Ushi is an academic at Western Sydney University where she researches disclosures in the nonprofit space. She specialises in the financial disclosures, governance and accountability of nonprofit organisations. In her PhD, Ushi examined ‘Factors influencing the extent of accounting disclosures made in the annual reports of publicly reporting Australian not-for-profit organisations’. Her current research projects include exploring people’s perceptions to financial disclosures, the influence of various factors (such as resource dependency, board financial expertise and technical capacity) on financial disclosures and the relationship between governance boards and financial transparency within the Australian nonprofit context. Ushi has published in nonprofit industry journal, such as The Conversation, Pro Bono and Third Sector News. She is frequently asked for charities and not-for-profit-related commentaries by media outlets.

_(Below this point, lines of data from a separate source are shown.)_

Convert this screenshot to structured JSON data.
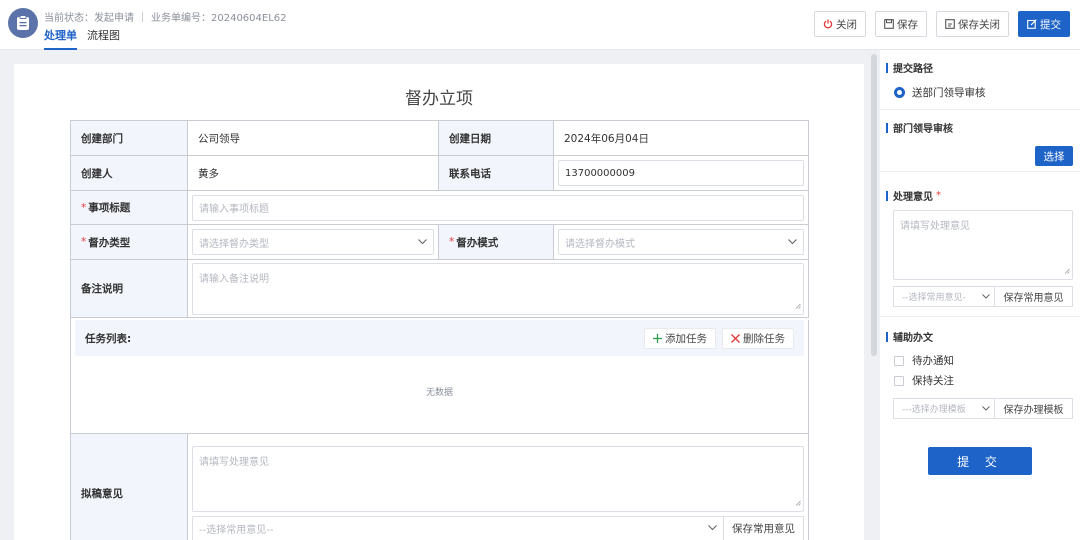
{
  "header": {
    "status_label": "当前状态：发起申请",
    "doc_number_label": "业务单编号：20240604EL62",
    "tabs": [
      {
        "label": "处理单",
        "active": true
      },
      {
        "label": "流程图",
        "active": false
      }
    ],
    "actions": {
      "close": "关闭",
      "save": "保存",
      "save_close": "保存关闭",
      "submit": "提交"
    }
  },
  "form": {
    "title": "督办立项",
    "rows": {
      "dept_label": "创建部门",
      "dept_value": "公司领导",
      "date_label": "创建日期",
      "date_value": "2024年06月04日",
      "creator_label": "创建人",
      "creator_value": "黄多",
      "phone_label": "联系电话",
      "phone_value": "13700000009",
      "subject_label": "事项标题",
      "subject_placeholder": "请输入事项标题",
      "type_label": "督办类型",
      "type_placeholder": "请选择督办类型",
      "mode_label": "督办模式",
      "mode_placeholder": "请选择督办模式",
      "remark_label": "备注说明",
      "remark_placeholder": "请输入备注说明"
    },
    "tasks": {
      "title": "任务列表:",
      "add_label": "添加任务",
      "delete_label": "删除任务",
      "empty_text": "无数据"
    },
    "draft": {
      "label": "拟稿意见",
      "placeholder": "请填写处理意见",
      "common_placeholder": "--选择常用意见--",
      "save_common": "保存常用意见"
    }
  },
  "panel": {
    "route": {
      "title": "提交路径",
      "option": "送部门领导审核"
    },
    "leader": {
      "title": "部门领导审核",
      "choose": "选择"
    },
    "opinion": {
      "title": "处理意见",
      "required_mark": "*",
      "placeholder": "请填写处理意见",
      "common_placeholder": "--选择常用意见-",
      "save_common": "保存常用意见"
    },
    "assist": {
      "title": "辅助办文",
      "options": [
        "待办通知",
        "保持关注"
      ],
      "template_placeholder": "---选择办理模板",
      "save_template": "保存办理模板"
    },
    "submit": "提 交"
  },
  "colors": {
    "primary": "#1e63c8",
    "required": "#e23b3b",
    "label_bg": "#f2f5fb"
  }
}
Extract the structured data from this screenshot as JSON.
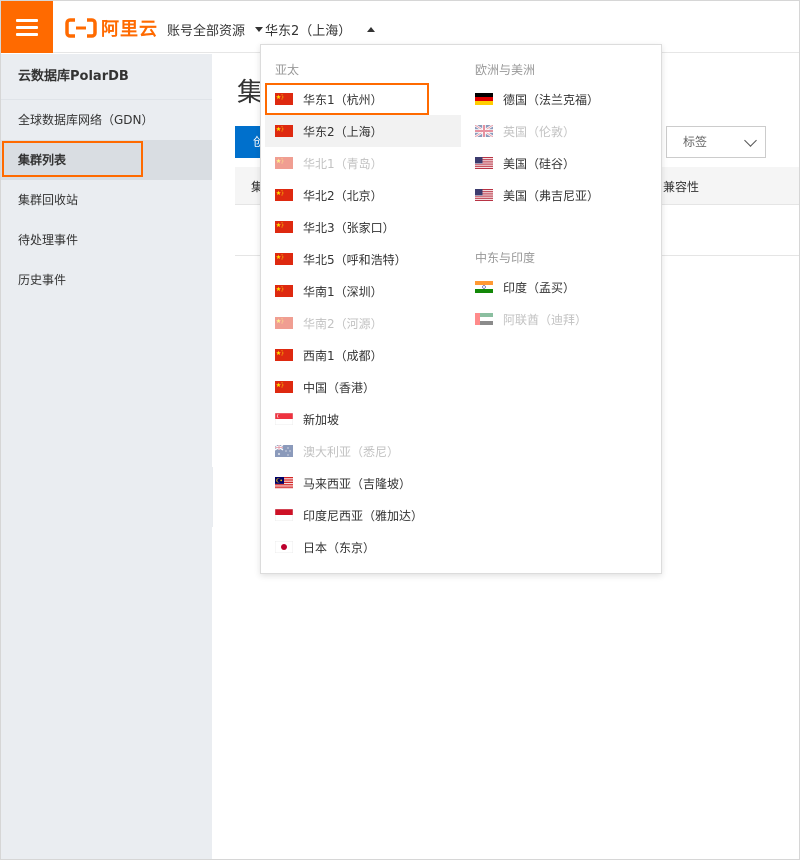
{
  "topbar": {
    "brand": "阿里云",
    "account_label": "账号全部资源",
    "region_label": "华东2（上海）"
  },
  "sidebar": {
    "title": "云数据库PolarDB",
    "items": [
      {
        "label": "全球数据库网络（GDN）"
      },
      {
        "label": "集群列表",
        "active": true
      },
      {
        "label": "集群回收站"
      },
      {
        "label": "待处理事件"
      },
      {
        "label": "历史事件"
      }
    ]
  },
  "main": {
    "title": "集",
    "create_button": "创",
    "tag_filter": "标签",
    "table": {
      "first_col": "集",
      "compat_col": "兼容性"
    }
  },
  "region_dropdown": {
    "groups_left": [
      {
        "title": "亚太",
        "options": [
          {
            "label": "华东1（杭州）",
            "flag": "cn",
            "state": "highlighted"
          },
          {
            "label": "华东2（上海）",
            "flag": "cn",
            "state": "current"
          },
          {
            "label": "华北1（青岛）",
            "flag": "cn",
            "state": "disabled"
          },
          {
            "label": "华北2（北京）",
            "flag": "cn",
            "state": "normal"
          },
          {
            "label": "华北3（张家口）",
            "flag": "cn",
            "state": "normal"
          },
          {
            "label": "华北5（呼和浩特）",
            "flag": "cn",
            "state": "normal"
          },
          {
            "label": "华南1（深圳）",
            "flag": "cn",
            "state": "normal"
          },
          {
            "label": "华南2（河源）",
            "flag": "cn",
            "state": "disabled"
          },
          {
            "label": "西南1（成都）",
            "flag": "cn",
            "state": "normal"
          },
          {
            "label": "中国（香港）",
            "flag": "cn",
            "state": "normal"
          },
          {
            "label": "新加坡",
            "flag": "sg",
            "state": "normal"
          },
          {
            "label": "澳大利亚（悉尼）",
            "flag": "au",
            "state": "disabled"
          },
          {
            "label": "马来西亚（吉隆坡）",
            "flag": "my",
            "state": "normal"
          },
          {
            "label": "印度尼西亚（雅加达）",
            "flag": "id",
            "state": "normal"
          },
          {
            "label": "日本（东京）",
            "flag": "jp",
            "state": "normal"
          }
        ]
      }
    ],
    "groups_right": [
      {
        "title": "欧洲与美洲",
        "options": [
          {
            "label": "德国（法兰克福）",
            "flag": "de",
            "state": "normal"
          },
          {
            "label": "英国（伦敦）",
            "flag": "gb",
            "state": "disabled"
          },
          {
            "label": "美国（硅谷）",
            "flag": "us",
            "state": "normal"
          },
          {
            "label": "美国（弗吉尼亚）",
            "flag": "us",
            "state": "normal"
          }
        ]
      },
      {
        "title": "中东与印度",
        "options": [
          {
            "label": "印度（孟买）",
            "flag": "in",
            "state": "normal"
          },
          {
            "label": "阿联酋（迪拜）",
            "flag": "ae",
            "state": "disabled"
          }
        ]
      }
    ]
  },
  "colors": {
    "brand_orange": "#ff6a00",
    "primary_blue": "#0070cc",
    "sidebar_bg": "#eaedf1",
    "disabled_text": "#c2c2c2"
  }
}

Ushi is closely involved with industry partners like CPA Australia, in particular CPA Australia’s nonprofit discussion group. She is an advisory panel member of the Australian Accounting Standards Board (AASB).
In addition to having worked in in Corporate, Insurance, Hospitality and Education, Ushi has completed a PhD, two Masters in Accounting (both with distinction), and a BSc (Hon) in Economics & Finance. For her academic excellence, Ushi was included on the Western Sydney University (WSU)’s Dean merit list, received a Dean’s medal from WSU and was invited to join the Golden Key International Honour Society.

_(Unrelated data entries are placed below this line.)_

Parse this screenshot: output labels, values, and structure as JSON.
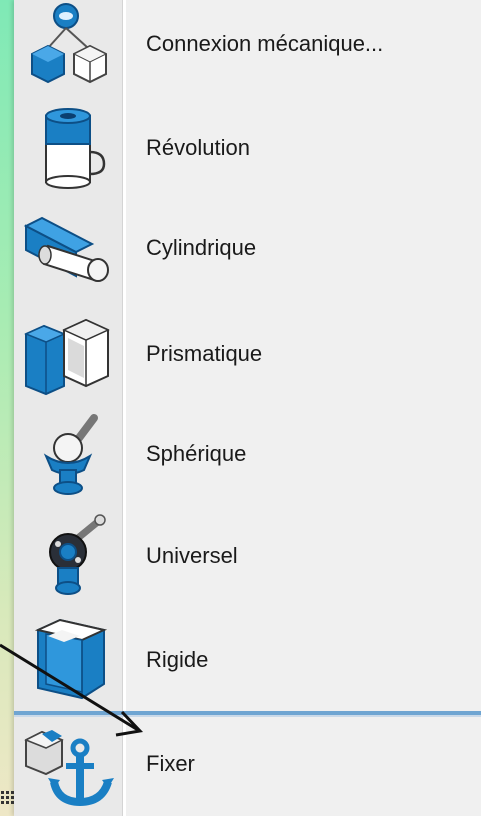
{
  "menu": {
    "items": [
      {
        "label": "Connexion mécanique...",
        "icon": "mechanical-connection-icon"
      },
      {
        "label": "Révolution",
        "icon": "revolute-joint-icon"
      },
      {
        "label": "Cylindrique",
        "icon": "cylindrical-joint-icon"
      },
      {
        "label": "Prismatique",
        "icon": "prismatic-joint-icon"
      },
      {
        "label": "Sphérique",
        "icon": "spherical-joint-icon"
      },
      {
        "label": "Universel",
        "icon": "universal-joint-icon"
      },
      {
        "label": "Rigide",
        "icon": "rigid-joint-icon"
      },
      {
        "label": "Fixer",
        "icon": "fix-anchor-icon"
      }
    ]
  },
  "colors": {
    "icon_blue": "#1a7fc4",
    "icon_dark": "#0d4f86",
    "separator_blue": "#6fa5d2",
    "menu_bg": "#f0f0f0"
  }
}
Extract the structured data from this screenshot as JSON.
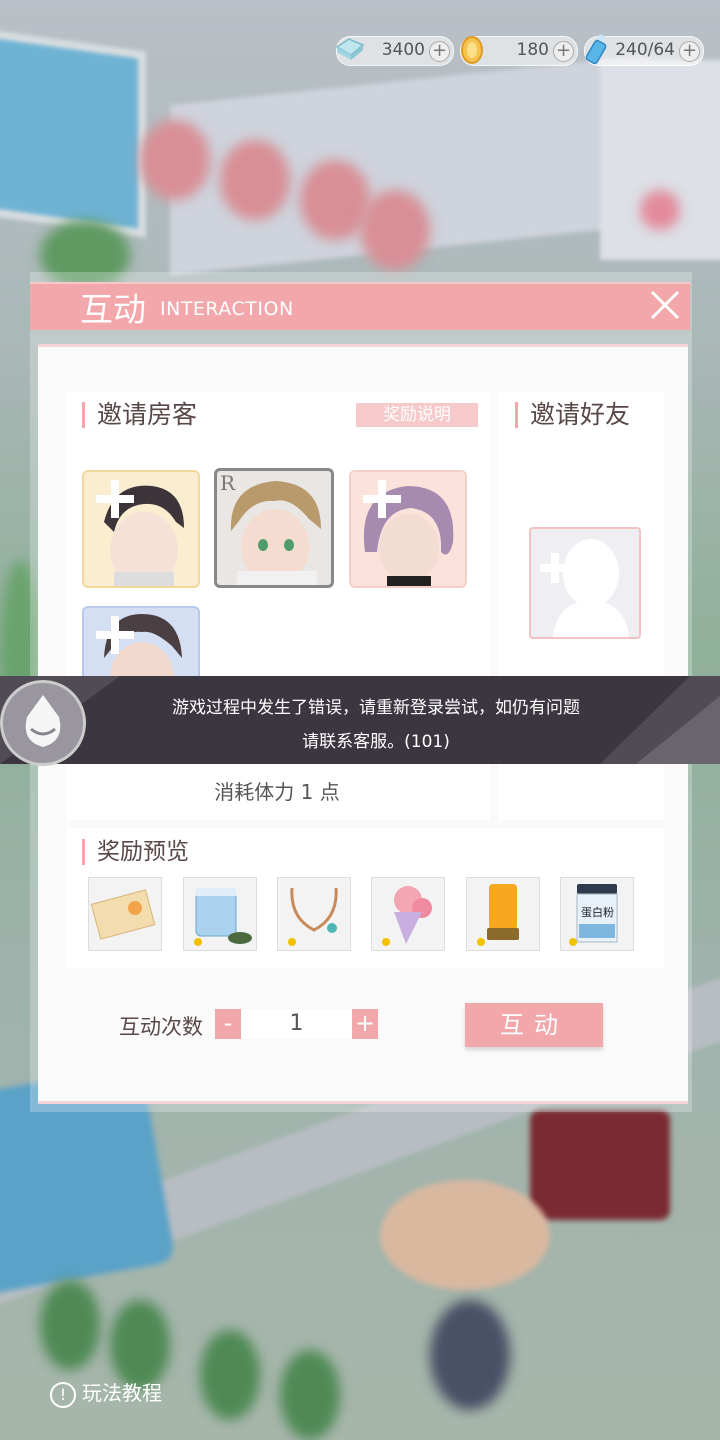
{
  "currencies": [
    {
      "icon": "diamond-icon",
      "value": "3400",
      "plus": "+"
    },
    {
      "icon": "gold-coin-icon",
      "value": "180",
      "plus": "+"
    },
    {
      "icon": "stamina-bottle-icon",
      "value": "240/64",
      "plus": "+"
    }
  ],
  "dialog": {
    "title": "互动",
    "subtitle": "INTERACTION",
    "close_icon": "close-icon"
  },
  "invite_guests": {
    "title": "邀请房客",
    "reward_info": "奖励说明",
    "rarity_badge": "R",
    "stamina_cost": "消耗体力 1 点"
  },
  "invite_friends": {
    "title": "邀请好友"
  },
  "rewards": {
    "title": "奖励预览",
    "items": [
      "ticket-card-icon",
      "jelly-jar-icon",
      "necklace-icon",
      "flower-bouquet-icon",
      "lamp-icon",
      "protein-powder-icon"
    ],
    "protein_label": "蛋白粉"
  },
  "interaction_count": {
    "label": "互动次数",
    "minus": "-",
    "value": "1",
    "plus": "+"
  },
  "action_button": "互动",
  "error_toast": {
    "line1": "游戏过程中发生了错误，请重新登录尝试，如仍有问题",
    "line2": "请联系客服。(101)"
  },
  "tutorial": {
    "icon_text": "!",
    "label": "玩法教程"
  },
  "colors": {
    "accent_pink": "#f2a7ab",
    "toast_bg": "#3b3640"
  }
}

Ian is an Associate Professor at the University of Western Australia Law School where he teaches and researches in Taxation and Not-for-profit Law, with a focus on the intersection between Not-for-profit Law, Tax and Corporate Governance. He has a number of years’ experience as a law firm and in-house legal practitioner and practical experience in the regulatory and governance issues faced by not-for-profits, including as a not-for-profit board member of Street Law Centre WA (previously) and of the Charity Law Association of Australia and New Zealand. Ian is also a member of the Law Council of Australia’s Charities and Not-for-profits committee and of the NFPs UWA research group, as well as being a co-editor of Third Sector Review, along with David Gilchrist and Fiona McGaughey.
David Gilchrist has had a background in practice and the Academe. He has held senior roles in commerce, government and the Third Sector including as Assistant Auditor General in WA. He has held roles as President of WACOSS, Vice President of Relationships Australia WA, Vice President of Council on the Ageing and recently stepped down as Chair of Nulsen Disability Services.

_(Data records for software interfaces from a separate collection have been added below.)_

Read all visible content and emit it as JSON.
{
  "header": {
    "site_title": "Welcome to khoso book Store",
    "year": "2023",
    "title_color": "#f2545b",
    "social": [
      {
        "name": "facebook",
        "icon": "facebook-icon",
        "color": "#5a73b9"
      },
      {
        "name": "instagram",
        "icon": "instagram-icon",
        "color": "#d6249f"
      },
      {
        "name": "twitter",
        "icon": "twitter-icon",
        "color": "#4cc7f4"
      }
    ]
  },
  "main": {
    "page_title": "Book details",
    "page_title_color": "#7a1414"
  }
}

He is currently professor of accounting in the UWA Business School and co-convenor of the Not-for-profits UWA Research Group. Additional to his Not-for-profit focus, in this role David teaches and researches in public finance, auditing and economic history. He is currently co-convenor of the Australian Studies Research Network at UWA and a member of the board of the Centre for Western Australian History.
David researches in the areas of Not-for-profit sustainability, governance and policy focusing mainly on human services including the NDIS in Australia. He has written, edited or contributed to eight books focused variously on collaboration between sectors, public sector accountability and economic history amongst other things. He authored the first report on Australia’s charities in 2013 and the NDIS Costing and Pricing Framework.
David was a member of the Australian Charities and Not-for-profits Commission, and is currently a member of the Chartered Accountants Australia and New Zealand Trans-Tasman NFP Advisory Panel and the Australian Accounting Standards Board Academic Advisory Panel. He is chair of Australian Scholarships Ltd and of Primary Focus, both Not-for-profit policy organisations.